■ The problem ■
Each line holding the string "SUBMISSION" is to be copied from the data.

[Start of section]

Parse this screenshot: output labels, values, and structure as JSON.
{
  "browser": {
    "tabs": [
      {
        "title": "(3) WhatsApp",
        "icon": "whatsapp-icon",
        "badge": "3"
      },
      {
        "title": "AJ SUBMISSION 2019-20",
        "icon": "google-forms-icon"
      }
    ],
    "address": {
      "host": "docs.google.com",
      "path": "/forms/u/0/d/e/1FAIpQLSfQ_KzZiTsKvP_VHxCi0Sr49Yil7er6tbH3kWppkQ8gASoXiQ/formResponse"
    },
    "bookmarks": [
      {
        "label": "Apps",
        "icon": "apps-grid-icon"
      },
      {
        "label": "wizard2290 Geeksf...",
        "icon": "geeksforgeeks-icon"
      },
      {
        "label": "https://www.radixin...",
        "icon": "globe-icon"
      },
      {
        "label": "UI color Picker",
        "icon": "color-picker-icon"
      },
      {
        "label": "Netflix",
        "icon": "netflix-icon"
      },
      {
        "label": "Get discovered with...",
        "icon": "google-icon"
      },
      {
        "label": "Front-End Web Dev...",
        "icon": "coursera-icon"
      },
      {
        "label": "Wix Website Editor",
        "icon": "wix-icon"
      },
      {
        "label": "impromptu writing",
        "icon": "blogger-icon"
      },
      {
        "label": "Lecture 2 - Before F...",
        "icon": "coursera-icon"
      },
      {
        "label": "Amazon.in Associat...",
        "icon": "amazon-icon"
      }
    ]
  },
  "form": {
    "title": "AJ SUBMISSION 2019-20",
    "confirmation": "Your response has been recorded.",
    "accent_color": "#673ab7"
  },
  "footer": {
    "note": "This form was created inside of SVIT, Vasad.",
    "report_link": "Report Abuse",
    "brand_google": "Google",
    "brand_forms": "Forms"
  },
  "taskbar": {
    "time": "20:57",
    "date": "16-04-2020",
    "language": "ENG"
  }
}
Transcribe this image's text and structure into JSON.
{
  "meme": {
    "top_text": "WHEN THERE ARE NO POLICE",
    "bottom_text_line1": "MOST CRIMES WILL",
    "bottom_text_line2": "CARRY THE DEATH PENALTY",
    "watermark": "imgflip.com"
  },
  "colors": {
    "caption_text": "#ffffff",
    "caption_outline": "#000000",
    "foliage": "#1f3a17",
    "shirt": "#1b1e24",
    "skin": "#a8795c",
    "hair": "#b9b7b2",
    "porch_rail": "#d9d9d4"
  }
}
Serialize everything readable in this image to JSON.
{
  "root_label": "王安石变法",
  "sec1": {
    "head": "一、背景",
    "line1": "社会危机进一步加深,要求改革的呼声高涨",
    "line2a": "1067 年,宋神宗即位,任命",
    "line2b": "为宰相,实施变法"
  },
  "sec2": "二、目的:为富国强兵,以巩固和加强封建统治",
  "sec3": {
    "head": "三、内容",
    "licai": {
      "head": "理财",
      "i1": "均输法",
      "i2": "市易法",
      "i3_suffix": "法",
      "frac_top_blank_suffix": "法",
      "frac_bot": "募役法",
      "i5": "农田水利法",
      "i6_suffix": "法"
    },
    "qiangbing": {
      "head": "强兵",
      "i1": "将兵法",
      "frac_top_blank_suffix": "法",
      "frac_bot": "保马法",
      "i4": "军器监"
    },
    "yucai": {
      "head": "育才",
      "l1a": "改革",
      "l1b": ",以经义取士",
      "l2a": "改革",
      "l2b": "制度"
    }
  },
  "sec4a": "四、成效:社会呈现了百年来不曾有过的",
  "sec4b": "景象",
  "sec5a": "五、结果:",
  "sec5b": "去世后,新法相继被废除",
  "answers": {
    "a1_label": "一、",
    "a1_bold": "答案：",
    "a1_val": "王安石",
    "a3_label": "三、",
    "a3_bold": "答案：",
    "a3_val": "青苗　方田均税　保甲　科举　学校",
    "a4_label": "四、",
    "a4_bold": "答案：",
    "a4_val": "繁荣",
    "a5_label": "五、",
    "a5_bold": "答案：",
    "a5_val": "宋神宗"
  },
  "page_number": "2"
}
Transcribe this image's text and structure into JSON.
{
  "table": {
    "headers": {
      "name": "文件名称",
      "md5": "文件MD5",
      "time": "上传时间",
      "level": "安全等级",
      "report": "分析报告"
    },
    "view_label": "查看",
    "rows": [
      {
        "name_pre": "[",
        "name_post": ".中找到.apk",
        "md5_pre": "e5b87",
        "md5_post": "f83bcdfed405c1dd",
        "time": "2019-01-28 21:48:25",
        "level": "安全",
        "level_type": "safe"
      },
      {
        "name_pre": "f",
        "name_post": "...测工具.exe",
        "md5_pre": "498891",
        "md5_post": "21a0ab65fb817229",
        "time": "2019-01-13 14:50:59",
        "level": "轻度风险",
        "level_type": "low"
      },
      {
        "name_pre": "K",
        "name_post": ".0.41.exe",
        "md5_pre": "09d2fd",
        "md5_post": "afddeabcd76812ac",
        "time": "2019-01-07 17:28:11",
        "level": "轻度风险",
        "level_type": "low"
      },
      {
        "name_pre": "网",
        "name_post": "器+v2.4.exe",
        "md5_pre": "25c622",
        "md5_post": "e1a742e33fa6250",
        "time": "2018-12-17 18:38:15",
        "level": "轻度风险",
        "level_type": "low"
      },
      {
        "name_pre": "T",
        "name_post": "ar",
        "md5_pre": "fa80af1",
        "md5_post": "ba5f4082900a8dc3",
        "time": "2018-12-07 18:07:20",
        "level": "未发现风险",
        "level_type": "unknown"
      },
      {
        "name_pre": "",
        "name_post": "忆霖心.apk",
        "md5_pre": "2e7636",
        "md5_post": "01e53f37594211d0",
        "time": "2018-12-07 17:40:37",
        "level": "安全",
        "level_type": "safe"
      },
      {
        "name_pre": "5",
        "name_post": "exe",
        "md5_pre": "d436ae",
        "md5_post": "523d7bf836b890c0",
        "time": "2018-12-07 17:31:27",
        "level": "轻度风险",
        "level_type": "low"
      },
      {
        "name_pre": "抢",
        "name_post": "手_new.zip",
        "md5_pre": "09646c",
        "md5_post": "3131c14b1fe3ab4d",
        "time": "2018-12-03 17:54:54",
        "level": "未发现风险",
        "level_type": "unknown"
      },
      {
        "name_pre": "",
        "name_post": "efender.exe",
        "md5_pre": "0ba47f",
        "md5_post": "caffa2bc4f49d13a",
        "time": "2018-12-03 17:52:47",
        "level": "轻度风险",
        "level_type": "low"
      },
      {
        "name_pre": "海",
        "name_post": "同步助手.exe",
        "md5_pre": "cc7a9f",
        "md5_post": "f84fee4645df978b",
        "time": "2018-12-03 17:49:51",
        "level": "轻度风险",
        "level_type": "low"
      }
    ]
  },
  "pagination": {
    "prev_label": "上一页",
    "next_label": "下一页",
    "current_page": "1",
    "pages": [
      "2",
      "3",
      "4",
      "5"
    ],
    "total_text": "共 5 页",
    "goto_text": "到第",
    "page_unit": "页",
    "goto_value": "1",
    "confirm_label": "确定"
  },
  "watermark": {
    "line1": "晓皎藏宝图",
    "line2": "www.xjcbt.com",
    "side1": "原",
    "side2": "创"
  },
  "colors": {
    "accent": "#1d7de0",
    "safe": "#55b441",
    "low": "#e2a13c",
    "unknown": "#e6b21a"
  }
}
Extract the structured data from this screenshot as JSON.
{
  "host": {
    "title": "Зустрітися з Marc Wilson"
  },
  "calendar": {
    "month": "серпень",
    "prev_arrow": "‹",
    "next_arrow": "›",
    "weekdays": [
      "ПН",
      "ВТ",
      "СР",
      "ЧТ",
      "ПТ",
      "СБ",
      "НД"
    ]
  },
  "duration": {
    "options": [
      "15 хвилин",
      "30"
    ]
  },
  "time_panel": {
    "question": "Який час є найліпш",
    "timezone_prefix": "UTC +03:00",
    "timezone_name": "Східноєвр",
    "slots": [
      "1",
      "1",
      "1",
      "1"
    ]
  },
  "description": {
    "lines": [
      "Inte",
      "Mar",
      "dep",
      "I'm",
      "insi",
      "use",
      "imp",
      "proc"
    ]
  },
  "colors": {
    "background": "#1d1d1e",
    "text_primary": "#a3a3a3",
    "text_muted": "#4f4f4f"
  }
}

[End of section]

■ Task response ■
        "title": "AJ SUBMISSION 2019-20",
    "title": "AJ SUBMISSION 2019-20",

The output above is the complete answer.